Verbatim reproduction of the entries is required; images must be omitted.
---------- SOURCE DATA ----------
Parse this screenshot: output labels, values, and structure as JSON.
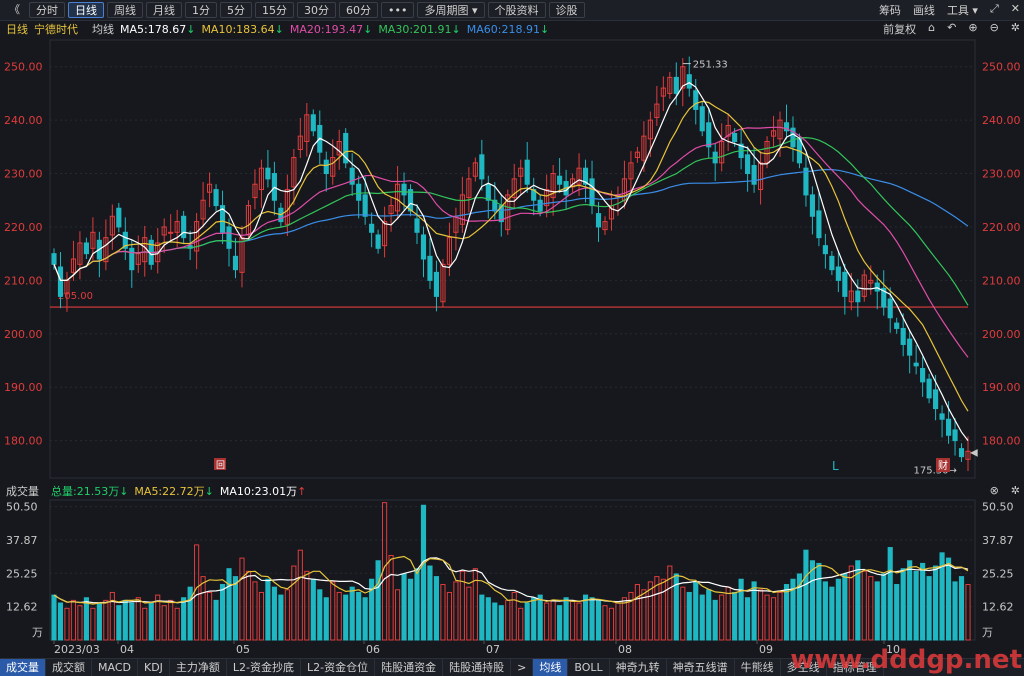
{
  "toolbar": {
    "back": "《",
    "buttons": [
      "分时",
      "日线",
      "周线",
      "月线",
      "1分",
      "5分",
      "15分",
      "30分",
      "60分",
      "•••",
      "多周期图 ▾",
      "个股资料",
      "诊股"
    ],
    "active": "日线",
    "right": [
      "筹码",
      "画线",
      "工具 ▾",
      "⤢",
      "✕"
    ]
  },
  "info": {
    "period": "日线",
    "stock": "宁德时代",
    "ma_label": "均线",
    "ma5": "MA5:178.67",
    "ma10": "MA10:183.64",
    "ma20": "MA20:193.47",
    "ma30": "MA30:201.91",
    "ma60": "MA60:218.91",
    "right": "前复权"
  },
  "vol": {
    "label": "成交量",
    "total": "总量:21.53万",
    "ma5": "MA5:22.72万",
    "ma10": "MA10:23.01万"
  },
  "bottom_tabs": [
    "成交量",
    "成交额",
    "MACD",
    "KDJ",
    "主力净额",
    "L2-资金抄底",
    "L2-资金仓位",
    "陆股通资金",
    "陆股通持股",
    ">",
    "均线",
    "BOLL",
    "神奇九转",
    "神奇五线谱",
    "牛熊线",
    "多空线",
    "指标管理"
  ],
  "watermark": "www.dddgp.net",
  "colors": {
    "up": "#e03c3c",
    "down": "#1fb7c2",
    "ma5": "#ffffff",
    "ma10": "#e8c43a",
    "ma20": "#e04da8",
    "ma30": "#34c35a",
    "ma60": "#3a8ee8"
  },
  "chart_data": {
    "type": "candlestick",
    "y_ticks": [
      "250.00",
      "240.00",
      "230.00",
      "220.00",
      "210.00",
      "200.00",
      "190.00",
      "180.00"
    ],
    "ylim": [
      173,
      255
    ],
    "vol_ticks": [
      "50.50",
      "37.87",
      "25.25",
      "12.62",
      "万"
    ],
    "vol_ylim": [
      0,
      53
    ],
    "x_labels": [
      "2023/03",
      "04",
      "05",
      "06",
      "07",
      "08",
      "09",
      "10"
    ],
    "annotations": {
      "high": "251.33",
      "low": "175.30",
      "level": "205.00",
      "markers": [
        "回",
        "L",
        "财"
      ]
    },
    "closes": [
      213,
      207,
      210,
      214,
      217,
      215,
      219,
      214,
      218,
      222,
      220,
      216,
      212,
      215,
      218,
      213,
      217,
      220,
      219,
      221,
      218,
      216,
      221,
      225,
      228,
      224,
      219,
      216,
      212,
      218,
      224,
      228,
      231,
      229,
      225,
      221,
      227,
      233,
      237,
      241,
      238,
      234,
      230,
      233,
      236,
      232,
      228,
      225,
      222,
      219,
      216,
      221,
      224,
      228,
      226,
      223,
      219,
      214,
      210,
      207,
      213,
      218,
      222,
      226,
      229,
      232,
      229,
      225,
      223,
      221,
      226,
      229,
      231,
      228,
      225,
      223,
      227,
      230,
      228,
      226,
      229,
      231,
      228,
      224,
      220,
      221,
      224,
      226,
      229,
      232,
      234,
      237,
      240,
      243,
      246,
      248,
      245,
      250,
      246,
      242,
      238,
      235,
      232,
      236,
      239,
      236,
      233,
      230,
      228,
      232,
      236,
      238,
      240,
      238,
      235,
      232,
      226,
      222,
      218,
      215,
      212,
      210,
      207,
      208,
      206,
      211,
      210,
      208,
      205,
      203,
      201,
      198,
      196,
      194,
      191,
      188,
      186,
      184,
      181,
      180,
      177,
      178
    ],
    "volumes": [
      17,
      14,
      12,
      15,
      13,
      16,
      12,
      14,
      15,
      18,
      13,
      15,
      14,
      16,
      12,
      14,
      17,
      13,
      15,
      12,
      16,
      20,
      36,
      24,
      18,
      15,
      21,
      27,
      24,
      31,
      26,
      22,
      18,
      23,
      20,
      17,
      19,
      28,
      34,
      26,
      23,
      19,
      16,
      22,
      18,
      17,
      20,
      18,
      16,
      23,
      30,
      52,
      32,
      19,
      25,
      23,
      27,
      51,
      28,
      24,
      21,
      18,
      22,
      26,
      20,
      27,
      17,
      16,
      14,
      13,
      15,
      18,
      12,
      14,
      16,
      17,
      14,
      15,
      13,
      16,
      15,
      14,
      17,
      16,
      15,
      13,
      12,
      14,
      16,
      18,
      21,
      19,
      22,
      24,
      23,
      28,
      25,
      20,
      18,
      22,
      17,
      19,
      15,
      17,
      20,
      18,
      23,
      16,
      22,
      19,
      17,
      16,
      18,
      21,
      23,
      25,
      34,
      30,
      29,
      22,
      20,
      23,
      25,
      28,
      30,
      26,
      24,
      22,
      25,
      35,
      21,
      27,
      30,
      26,
      29,
      24,
      28,
      33,
      31,
      22,
      24,
      21
    ]
  }
}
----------
ANSWER FOR THIS EXERCISE:
Parse this screenshot: output labels, values, and structure as JSON.
{
  "toolbar": {
    "back": "《",
    "buttons": [
      "分时",
      "日线",
      "周线",
      "月线",
      "1分",
      "5分",
      "15分",
      "30分",
      "60分",
      "•••",
      "多周期图 ▾",
      "个股资料",
      "诊股"
    ],
    "active": "日线",
    "right": [
      "筹码",
      "画线",
      "工具 ▾",
      "⤢",
      "✕"
    ]
  },
  "info": {
    "period": "日线",
    "stock": "宁德时代",
    "ma_label": "均线",
    "ma5": "MA5:178.67",
    "ma10": "MA10:183.64",
    "ma20": "MA20:193.47",
    "ma30": "MA30:201.91",
    "ma60": "MA60:218.91",
    "right": "前复权"
  },
  "vol": {
    "label": "成交量",
    "total": "总量:21.53万",
    "ma5": "MA5:22.72万",
    "ma10": "MA10:23.01万"
  },
  "bottom_tabs": [
    "成交量",
    "成交额",
    "MACD",
    "KDJ",
    "主力净额",
    "L2-资金抄底",
    "L2-资金仓位",
    "陆股通资金",
    "陆股通持股",
    ">",
    "均线",
    "BOLL",
    "神奇九转",
    "神奇五线谱",
    "牛熊线",
    "多空线",
    "指标管理"
  ],
  "watermark": "www.dddgp.net",
  "colors": {
    "up": "#e03c3c",
    "down": "#1fb7c2",
    "ma5": "#ffffff",
    "ma10": "#e8c43a",
    "ma20": "#e04da8",
    "ma30": "#34c35a",
    "ma60": "#3a8ee8"
  },
  "chart_data": {
    "type": "candlestick",
    "y_ticks": [
      "250.00",
      "240.00",
      "230.00",
      "220.00",
      "210.00",
      "200.00",
      "190.00",
      "180.00"
    ],
    "ylim": [
      173,
      255
    ],
    "vol_ticks": [
      "50.50",
      "37.87",
      "25.25",
      "12.62",
      "万"
    ],
    "vol_ylim": [
      0,
      53
    ],
    "x_labels": [
      "2023/03",
      "04",
      "05",
      "06",
      "07",
      "08",
      "09",
      "10"
    ],
    "annotations": {
      "high": "251.33",
      "low": "175.30",
      "level": "205.00",
      "markers": [
        "回",
        "L",
        "财"
      ]
    },
    "closes": [
      213,
      207,
      210,
      214,
      217,
      215,
      219,
      214,
      218,
      222,
      220,
      216,
      212,
      215,
      218,
      213,
      217,
      220,
      219,
      221,
      218,
      216,
      221,
      225,
      228,
      224,
      219,
      216,
      212,
      218,
      224,
      228,
      231,
      229,
      225,
      221,
      227,
      233,
      237,
      241,
      238,
      234,
      230,
      233,
      236,
      232,
      228,
      225,
      222,
      219,
      216,
      221,
      224,
      228,
      226,
      223,
      219,
      214,
      210,
      207,
      213,
      218,
      222,
      226,
      229,
      232,
      229,
      225,
      223,
      221,
      226,
      229,
      231,
      228,
      225,
      223,
      227,
      230,
      228,
      226,
      229,
      231,
      228,
      224,
      220,
      221,
      224,
      226,
      229,
      232,
      234,
      237,
      240,
      243,
      246,
      248,
      245,
      250,
      246,
      242,
      238,
      235,
      232,
      236,
      239,
      236,
      233,
      230,
      228,
      232,
      236,
      238,
      240,
      238,
      235,
      232,
      226,
      222,
      218,
      215,
      212,
      210,
      207,
      208,
      206,
      211,
      210,
      208,
      205,
      203,
      201,
      198,
      196,
      194,
      191,
      188,
      186,
      184,
      181,
      180,
      177,
      178
    ],
    "volumes": [
      17,
      14,
      12,
      15,
      13,
      16,
      12,
      14,
      15,
      18,
      13,
      15,
      14,
      16,
      12,
      14,
      17,
      13,
      15,
      12,
      16,
      20,
      36,
      24,
      18,
      15,
      21,
      27,
      24,
      31,
      26,
      22,
      18,
      23,
      20,
      17,
      19,
      28,
      34,
      26,
      23,
      19,
      16,
      22,
      18,
      17,
      20,
      18,
      16,
      23,
      30,
      52,
      32,
      19,
      25,
      23,
      27,
      51,
      28,
      24,
      21,
      18,
      22,
      26,
      20,
      27,
      17,
      16,
      14,
      13,
      15,
      18,
      12,
      14,
      16,
      17,
      14,
      15,
      13,
      16,
      15,
      14,
      17,
      16,
      15,
      13,
      12,
      14,
      16,
      18,
      21,
      19,
      22,
      24,
      23,
      28,
      25,
      20,
      18,
      22,
      17,
      19,
      15,
      17,
      20,
      18,
      23,
      16,
      22,
      19,
      17,
      16,
      18,
      21,
      23,
      25,
      34,
      30,
      29,
      22,
      20,
      23,
      25,
      28,
      30,
      26,
      24,
      22,
      25,
      35,
      21,
      27,
      30,
      26,
      29,
      24,
      28,
      33,
      31,
      22,
      24,
      21
    ]
  }
}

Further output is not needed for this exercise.